Records drawn from a dataset:

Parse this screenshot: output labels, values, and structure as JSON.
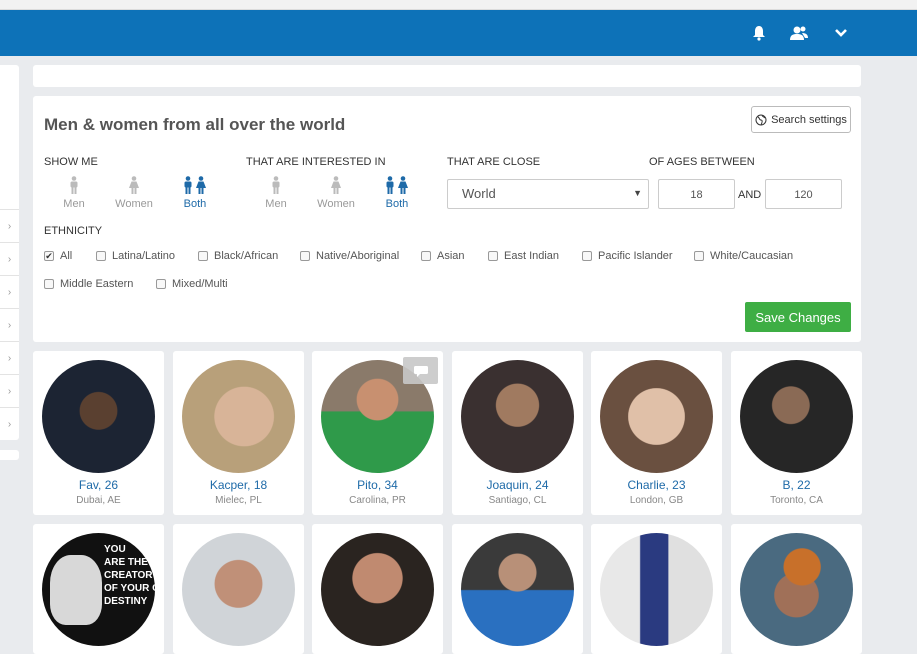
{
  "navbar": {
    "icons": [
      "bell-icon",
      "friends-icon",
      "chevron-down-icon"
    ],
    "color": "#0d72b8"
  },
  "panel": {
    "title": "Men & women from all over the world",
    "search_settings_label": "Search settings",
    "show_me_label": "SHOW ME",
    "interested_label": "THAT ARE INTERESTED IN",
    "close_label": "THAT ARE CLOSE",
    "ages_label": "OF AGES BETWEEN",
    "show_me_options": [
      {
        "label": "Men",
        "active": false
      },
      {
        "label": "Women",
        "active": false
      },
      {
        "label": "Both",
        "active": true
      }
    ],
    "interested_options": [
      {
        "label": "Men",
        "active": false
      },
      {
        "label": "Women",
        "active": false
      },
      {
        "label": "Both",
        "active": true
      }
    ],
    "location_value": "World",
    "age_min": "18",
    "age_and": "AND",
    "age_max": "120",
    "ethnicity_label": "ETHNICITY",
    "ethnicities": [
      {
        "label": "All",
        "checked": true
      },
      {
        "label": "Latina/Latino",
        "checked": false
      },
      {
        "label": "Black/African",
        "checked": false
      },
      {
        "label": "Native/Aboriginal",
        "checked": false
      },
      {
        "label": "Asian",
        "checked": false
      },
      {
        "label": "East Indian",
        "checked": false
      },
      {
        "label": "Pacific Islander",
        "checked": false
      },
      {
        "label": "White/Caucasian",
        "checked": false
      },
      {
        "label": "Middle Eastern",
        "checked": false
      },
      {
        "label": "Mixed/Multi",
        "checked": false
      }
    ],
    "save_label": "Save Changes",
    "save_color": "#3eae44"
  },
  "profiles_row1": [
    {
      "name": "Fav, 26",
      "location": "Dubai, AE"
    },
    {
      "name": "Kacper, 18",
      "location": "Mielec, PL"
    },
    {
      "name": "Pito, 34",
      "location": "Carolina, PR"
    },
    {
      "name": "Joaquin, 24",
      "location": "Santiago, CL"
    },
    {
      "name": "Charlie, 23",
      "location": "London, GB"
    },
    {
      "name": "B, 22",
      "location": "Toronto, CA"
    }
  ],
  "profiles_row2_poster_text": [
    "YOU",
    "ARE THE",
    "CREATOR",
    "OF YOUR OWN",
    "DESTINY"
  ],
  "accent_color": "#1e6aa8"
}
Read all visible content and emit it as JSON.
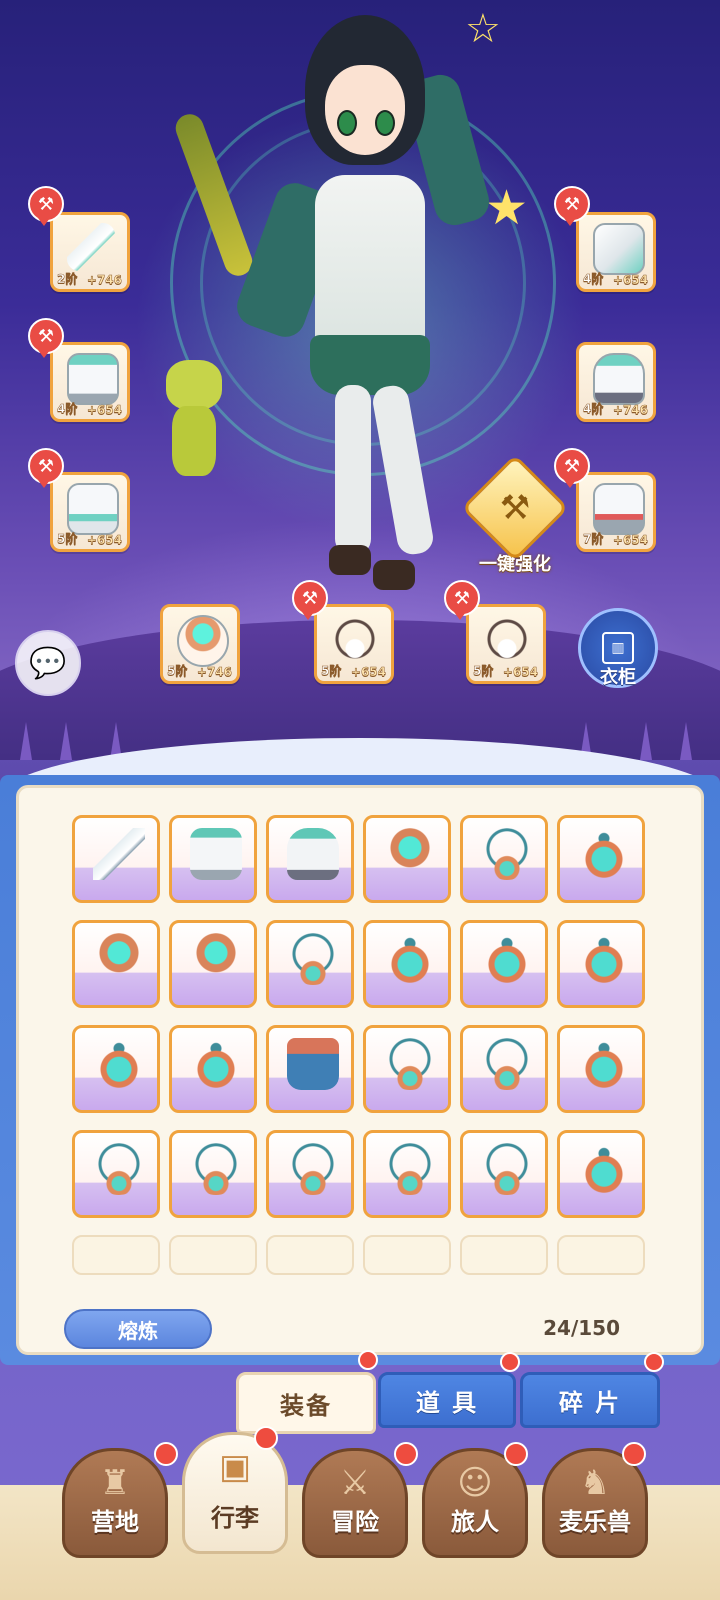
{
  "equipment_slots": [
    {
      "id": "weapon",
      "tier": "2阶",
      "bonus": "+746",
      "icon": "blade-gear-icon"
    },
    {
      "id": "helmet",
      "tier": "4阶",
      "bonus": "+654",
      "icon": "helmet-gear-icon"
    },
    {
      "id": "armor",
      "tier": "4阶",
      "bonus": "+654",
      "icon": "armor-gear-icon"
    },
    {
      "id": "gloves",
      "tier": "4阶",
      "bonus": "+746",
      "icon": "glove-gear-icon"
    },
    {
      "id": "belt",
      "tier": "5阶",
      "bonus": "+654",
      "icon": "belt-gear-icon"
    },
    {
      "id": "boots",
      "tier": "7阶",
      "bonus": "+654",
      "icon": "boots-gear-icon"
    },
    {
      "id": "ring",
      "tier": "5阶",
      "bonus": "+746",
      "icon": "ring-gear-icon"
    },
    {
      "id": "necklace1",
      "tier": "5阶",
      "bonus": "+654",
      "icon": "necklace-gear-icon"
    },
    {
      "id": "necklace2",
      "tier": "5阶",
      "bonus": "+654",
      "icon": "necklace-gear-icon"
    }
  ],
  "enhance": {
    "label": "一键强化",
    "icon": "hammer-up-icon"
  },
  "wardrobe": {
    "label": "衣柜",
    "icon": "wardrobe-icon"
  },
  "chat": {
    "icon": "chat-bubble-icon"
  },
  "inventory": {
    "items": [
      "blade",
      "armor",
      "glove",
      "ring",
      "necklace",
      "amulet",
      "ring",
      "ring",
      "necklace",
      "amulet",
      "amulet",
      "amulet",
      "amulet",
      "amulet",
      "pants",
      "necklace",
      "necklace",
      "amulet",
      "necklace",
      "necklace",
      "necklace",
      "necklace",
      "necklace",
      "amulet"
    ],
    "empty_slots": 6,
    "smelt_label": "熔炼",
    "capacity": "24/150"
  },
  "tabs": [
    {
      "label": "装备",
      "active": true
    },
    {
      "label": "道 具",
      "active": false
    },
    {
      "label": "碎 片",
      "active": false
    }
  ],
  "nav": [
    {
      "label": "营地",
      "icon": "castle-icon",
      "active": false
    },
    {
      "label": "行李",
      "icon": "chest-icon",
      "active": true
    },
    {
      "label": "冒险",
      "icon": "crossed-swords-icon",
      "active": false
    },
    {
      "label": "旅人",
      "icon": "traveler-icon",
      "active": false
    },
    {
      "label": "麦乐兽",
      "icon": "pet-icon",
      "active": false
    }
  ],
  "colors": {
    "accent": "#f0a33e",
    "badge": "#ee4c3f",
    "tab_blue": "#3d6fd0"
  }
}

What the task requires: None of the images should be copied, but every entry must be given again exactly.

Result of the task:
Parse this screenshot: output labels, values, and structure as JSON.
{
  "navbar": {
    "icons": [
      "bell-icon",
      "friends-icon",
      "chevron-down-icon"
    ],
    "color": "#0d72b8"
  },
  "panel": {
    "title": "Men & women from all over the world",
    "search_settings_label": "Search settings",
    "show_me_label": "SHOW ME",
    "interested_label": "THAT ARE INTERESTED IN",
    "close_label": "THAT ARE CLOSE",
    "ages_label": "OF AGES BETWEEN",
    "show_me_options": [
      {
        "label": "Men",
        "active": false
      },
      {
        "label": "Women",
        "active": false
      },
      {
        "label": "Both",
        "active": true
      }
    ],
    "interested_options": [
      {
        "label": "Men",
        "active": false
      },
      {
        "label": "Women",
        "active": false
      },
      {
        "label": "Both",
        "active": true
      }
    ],
    "location_value": "World",
    "age_min": "18",
    "age_and": "AND",
    "age_max": "120",
    "ethnicity_label": "ETHNICITY",
    "ethnicities": [
      {
        "label": "All",
        "checked": true
      },
      {
        "label": "Latina/Latino",
        "checked": false
      },
      {
        "label": "Black/African",
        "checked": false
      },
      {
        "label": "Native/Aboriginal",
        "checked": false
      },
      {
        "label": "Asian",
        "checked": false
      },
      {
        "label": "East Indian",
        "checked": false
      },
      {
        "label": "Pacific Islander",
        "checked": false
      },
      {
        "label": "White/Caucasian",
        "checked": false
      },
      {
        "label": "Middle Eastern",
        "checked": false
      },
      {
        "label": "Mixed/Multi",
        "checked": false
      }
    ],
    "save_label": "Save Changes",
    "save_color": "#3eae44"
  },
  "profiles_row1": [
    {
      "name": "Fav, 26",
      "location": "Dubai, AE"
    },
    {
      "name": "Kacper, 18",
      "location": "Mielec, PL"
    },
    {
      "name": "Pito, 34",
      "location": "Carolina, PR"
    },
    {
      "name": "Joaquin, 24",
      "location": "Santiago, CL"
    },
    {
      "name": "Charlie, 23",
      "location": "London, GB"
    },
    {
      "name": "B, 22",
      "location": "Toronto, CA"
    }
  ],
  "profiles_row2_poster_text": [
    "YOU",
    "ARE THE",
    "CREATOR",
    "OF YOUR OWN",
    "DESTINY"
  ],
  "accent_color": "#1e6aa8"
}
Read all visible content and emit it as JSON.
{
  "equipment_slots": [
    {
      "id": "weapon",
      "tier": "2阶",
      "bonus": "+746",
      "icon": "blade-gear-icon"
    },
    {
      "id": "helmet",
      "tier": "4阶",
      "bonus": "+654",
      "icon": "helmet-gear-icon"
    },
    {
      "id": "armor",
      "tier": "4阶",
      "bonus": "+654",
      "icon": "armor-gear-icon"
    },
    {
      "id": "gloves",
      "tier": "4阶",
      "bonus": "+746",
      "icon": "glove-gear-icon"
    },
    {
      "id": "belt",
      "tier": "5阶",
      "bonus": "+654",
      "icon": "belt-gear-icon"
    },
    {
      "id": "boots",
      "tier": "7阶",
      "bonus": "+654",
      "icon": "boots-gear-icon"
    },
    {
      "id": "ring",
      "tier": "5阶",
      "bonus": "+746",
      "icon": "ring-gear-icon"
    },
    {
      "id": "necklace1",
      "tier": "5阶",
      "bonus": "+654",
      "icon": "necklace-gear-icon"
    },
    {
      "id": "necklace2",
      "tier": "5阶",
      "bonus": "+654",
      "icon": "necklace-gear-icon"
    }
  ],
  "enhance": {
    "label": "一键强化",
    "icon": "hammer-up-icon"
  },
  "wardrobe": {
    "label": "衣柜",
    "icon": "wardrobe-icon"
  },
  "chat": {
    "icon": "chat-bubble-icon"
  },
  "inventory": {
    "items": [
      "blade",
      "armor",
      "glove",
      "ring",
      "necklace",
      "amulet",
      "ring",
      "ring",
      "necklace",
      "amulet",
      "amulet",
      "amulet",
      "amulet",
      "amulet",
      "pants",
      "necklace",
      "necklace",
      "amulet",
      "necklace",
      "necklace",
      "necklace",
      "necklace",
      "necklace",
      "amulet"
    ],
    "empty_slots": 6,
    "smelt_label": "熔炼",
    "capacity": "24/150"
  },
  "tabs": [
    {
      "label": "装备",
      "active": true
    },
    {
      "label": "道 具",
      "active": false
    },
    {
      "label": "碎 片",
      "active": false
    }
  ],
  "nav": [
    {
      "label": "营地",
      "icon": "castle-icon",
      "active": false
    },
    {
      "label": "行李",
      "icon": "chest-icon",
      "active": true
    },
    {
      "label": "冒险",
      "icon": "crossed-swords-icon",
      "active": false
    },
    {
      "label": "旅人",
      "icon": "traveler-icon",
      "active": false
    },
    {
      "label": "麦乐兽",
      "icon": "pet-icon",
      "active": false
    }
  ],
  "colors": {
    "accent": "#f0a33e",
    "badge": "#ee4c3f",
    "tab_blue": "#3d6fd0"
  }
}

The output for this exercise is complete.